A presidential stumble raises eyebrows and questions
President Joe Biden experienced a minor physical misstep with potential political repercussions.
In an incident that may seem trivial on the surface, President Joe Biden bumped his head while disembarking from Marine One, sparking renewed discussions about his capacity to lead the nation. This occurrence occurred in the shadow of a controversial report by Special Counsel Robert Hur, which casts Biden's memory in an unfavorable light. The timing of Biden's return from Delaware, during one of the nation's most-watched sports events, the Super Bowl, adds a layer of intrigue to the unfolding narrative.
The President's physical misstep has inadvertently shifted focus back to his mental sharpness. Hur's critical report, which lambasted Biden for his handling of classified documents and questioned his mental acuity, described him as an "elderly man with poor memory." The report's findings and Biden's recent public appearances have only fueled the debate over his fitness for the presidency.
Amidst the turmoil, President Biden attempted to reassure the nation about his cognitive health in a press conference that was critically received. Unfortunately, his misidentification of the Egyptian President as the leader of Mexico did little to allay concerns. A combative exchange with CNN correspondent MJ Lee further intensified the scrutiny as Biden was confronted with direct questions about his age and mental sharpness.

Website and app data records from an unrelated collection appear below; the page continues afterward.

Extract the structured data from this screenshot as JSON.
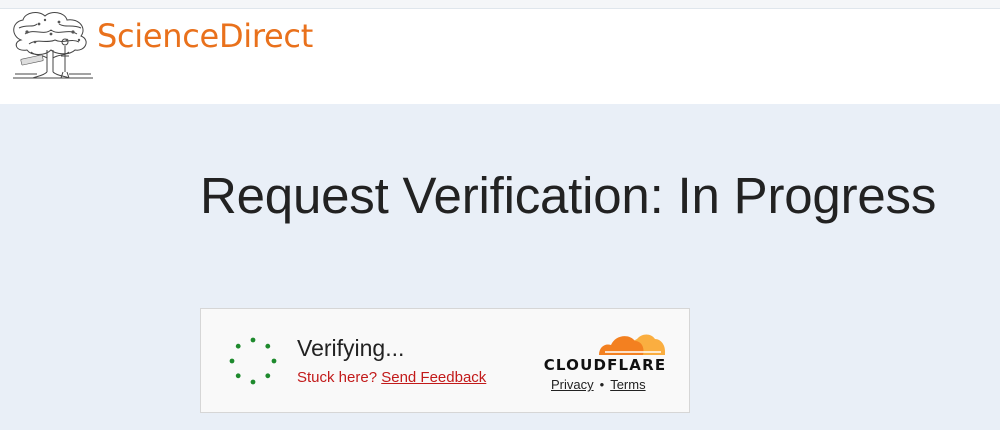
{
  "header": {
    "brand": "ScienceDirect",
    "logo_icon": "elsevier-tree-icon",
    "brand_color": "#e9711c"
  },
  "main": {
    "title": "Request Verification: In Progress"
  },
  "challenge": {
    "status": "Verifying...",
    "stuck_prefix": "Stuck here?",
    "feedback_link": "Send Feedback",
    "spinner_icon": "loading-spinner-icon",
    "spinner_color": "#1e8a2d",
    "error_color": "#c21a1a",
    "provider": {
      "logo_icon": "cloudflare-cloud-icon",
      "wordmark": "CLOUDFLARE",
      "cloud_colors": [
        "#f38020",
        "#faae40"
      ],
      "privacy_link": "Privacy",
      "separator": "•",
      "terms_link": "Terms"
    }
  }
}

The press conference's aftermath was unfavorable, with even supportive media outlets labeling it a "political disaster." This sentiment is echoed in polls indicating a lack of public confidence in Biden's ability to serve another term, with age being a significant factor in this perception.
The debate over Biden's suitability is not a private matter but a public spectacle involving media critique and opinion polls. An ABC News/Ipsos poll highlights that most Americans, including Democrats, are skeptical about his capability to serve another term due to his age. This sentiment is also mirrored within his own party, with figures suggesting alternatives such as Vice President Kamala Harris or California Governor Gavin Newsom for the Democratic presidential ticket.
While these discussions unfold, it's important to note the contrast with the less pronounced age concerns surrounding former President Donald Trump. Yet, the controversy over Biden's age and mental acuity is becoming a significant theme in the national dialogue.
Here is a statement from MJ Lee during a press conference addressing President Biden:
They've expressed concerns about your mental acuity, and they say that you're too old. Mr. President, you told me in December that you believe there are many Democrats who could defeat Donald Trump. So why does it have to be you now?
The incident with Marine One and the ensuing dialogue about President Biden's mental fitness may seem small. Yet, they resonate with broader implications for U.S. leadership and the Democratic Party's future.
Questions of age and acuity are sensitive yet critical in the high-stakes arena of national politics, where leaders are expected to be physically and mentally adept.
As the story unfolds, it is incumbent upon the public and the party to consider these factors carefully. The concerns raised in Hur's report, the public's reaction to Biden's press conference, and the broader discussion about potential Democratic candidates underscore the gravity of the situation.
President Joe Biden's minor incident of bumping his head upon exiting Marine One may seem insignificant, but it has amplified the ongoing discourse about his mental fitness for office. Special Counsel Robert Hur's report has fueled this debate, Biden's recent gaffes, and a growing public and party concern about his age.
The critical reception of his press conference, the uncertainty among American voters, and the whispers of potential Democratic successors reveal a party at a crossroads. This story demonstrates that even a small stumble can lead to significant political reverberations.